By Camille A. Aguinaldo
The Philippine government plans to register Filipino names to the undersea features in Benham Rise before the International Hydrographic Organization (IHO), Foreign Affairs Secretary Alan Peter S. Cayetano said Friday.
“Once we have all the data, we will also apply at the IHO… Let’s be proactive in protecting Philippine interests whether it’s diplomatic or through this process, we will put Filipino names,” he said at a press briefing in Taguig City.
Mr. Cayetano revealed that the government has told China its concerns over latter’s registration of official names for five underwater sea features in Benham Rise.
“We have communicated to China that we understand that for them, it was purely scientific. But it’s not a good time to have Chinese names in some features because we have a live dispute in the South China Sea,” he said.
The IHO subcommittee on undersea features naming (IHO-SCUFN) approved China’s proposal despite the 2012 ruling of the United Nations that the Philippines has sovereign rights over the 13 million-hectare underwater plateau off the coast of Isabela.

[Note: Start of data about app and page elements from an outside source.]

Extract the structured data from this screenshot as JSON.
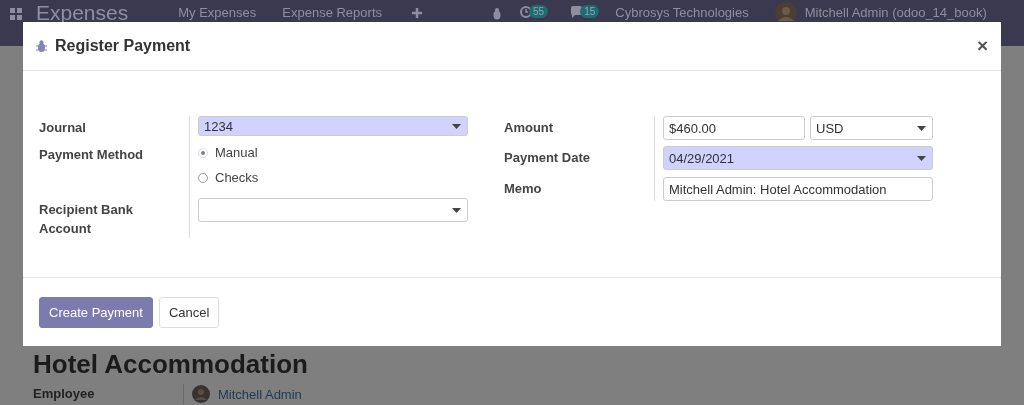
{
  "navbar": {
    "app": "Expenses",
    "menu": [
      "My Expenses",
      "Expense Reports"
    ],
    "activity_count": "55",
    "message_count": "15",
    "company": "Cybrosys Technologies",
    "user": "Mitchell Admin (odoo_14_book)"
  },
  "form": {
    "title": "Hotel Accommodation",
    "fields": [
      {
        "label": "Employee",
        "value": "Mitchell Admin"
      }
    ]
  },
  "dialog": {
    "title": "Register Payment",
    "close": "×",
    "left_fields": [
      {
        "kind": "select",
        "label": "Journal",
        "value": "1234",
        "required": true
      },
      {
        "kind": "radio",
        "label": "Payment Method",
        "options": [
          {
            "label": "Manual",
            "selected": true
          },
          {
            "label": "Checks",
            "selected": false
          }
        ]
      },
      {
        "kind": "select",
        "label": "Recipient Bank Account",
        "required": false
      }
    ],
    "right_fields": [
      {
        "kind": "amount",
        "label": "Amount",
        "value": "$460.00",
        "currency": "USD"
      },
      {
        "kind": "select",
        "label": "Payment Date",
        "value": "04/29/2021",
        "required": true
      },
      {
        "kind": "text",
        "label": "Memo",
        "value": "Mitchell Admin: Hotel Accommodation"
      }
    ],
    "buttons": [
      {
        "label": "Create Payment",
        "primary": true
      },
      {
        "label": "Cancel",
        "primary": false
      }
    ]
  }
}
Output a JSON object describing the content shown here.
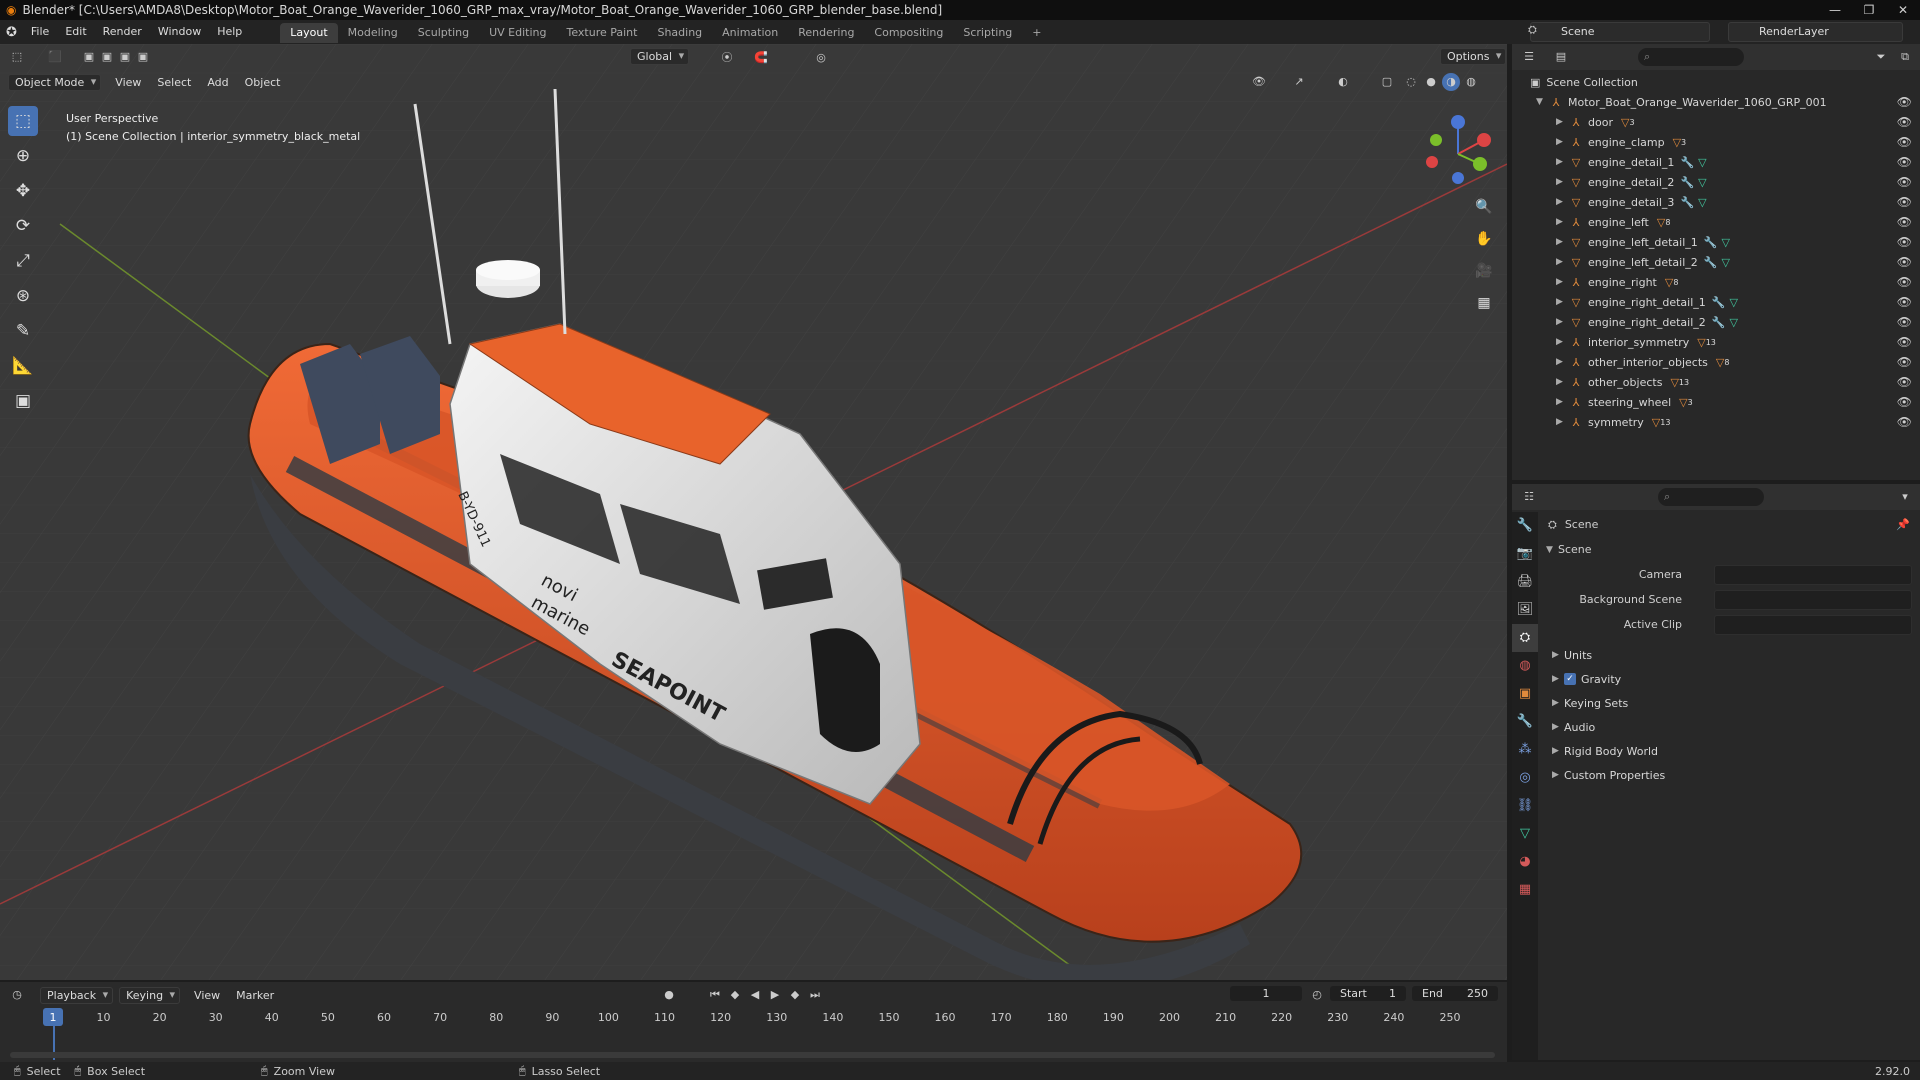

Mr. Cayetano also reiterated that the Philippines would not accept the official names proposed by China.
As for the issue on China’s recent construction at the disputed areas in the South China Sea, Mr. Cayetano said that the Chinese government has informed them that their military build-up were a response to “foreign forces” wanting to contain their country’s growth as a superpower.
“As an emerging superpower, they have to think about their defenses. Of course they have communicated to us that we are not its enemies. It’s not against you…but it’s against foreign forces outside that wants to contain China, confront China on their growth,” he said.
Mr. Cayetano pointed out that other countries claiming a portion of the South China Sea were also building up its military bases in the area while foreign ships also pass through under the freedom of navigation.
“They are all saying it’s defensive. It’s not really a base…Where do you draw the line that it’s only a defensive mechanism or when is it an encampment or a base already? In international geopolitics,that’s always debated,” he said.
The DFA chief said the issue was brought during a bilateral consultative meeting between Philippines and China, with the former expressing “strong reactions” on the latter’s militarization activities.
He added that the Philippines would not be caught into the conflict among world powers as it holds strong bilateral relations with the advanced countries.
“We want West Philippine Sea under the regime of UNCLOS (United Nation Convention on the Law of the Sea),” he said.
Meanwhile, he said that China has clarified that their efforts were not targeted at the Philippines, noting that their military build-up was rooted from a complex and regional issue.
Mr. Cayetano also mentioned that the Philippines was designated as the country coordinator to China for the negotiations for the South China Sea code of conduct (COC) on March.
“We’re in a good position to push for a very strong COC… Our target is for it to be legally binding and with enforcement mechanism,” he said.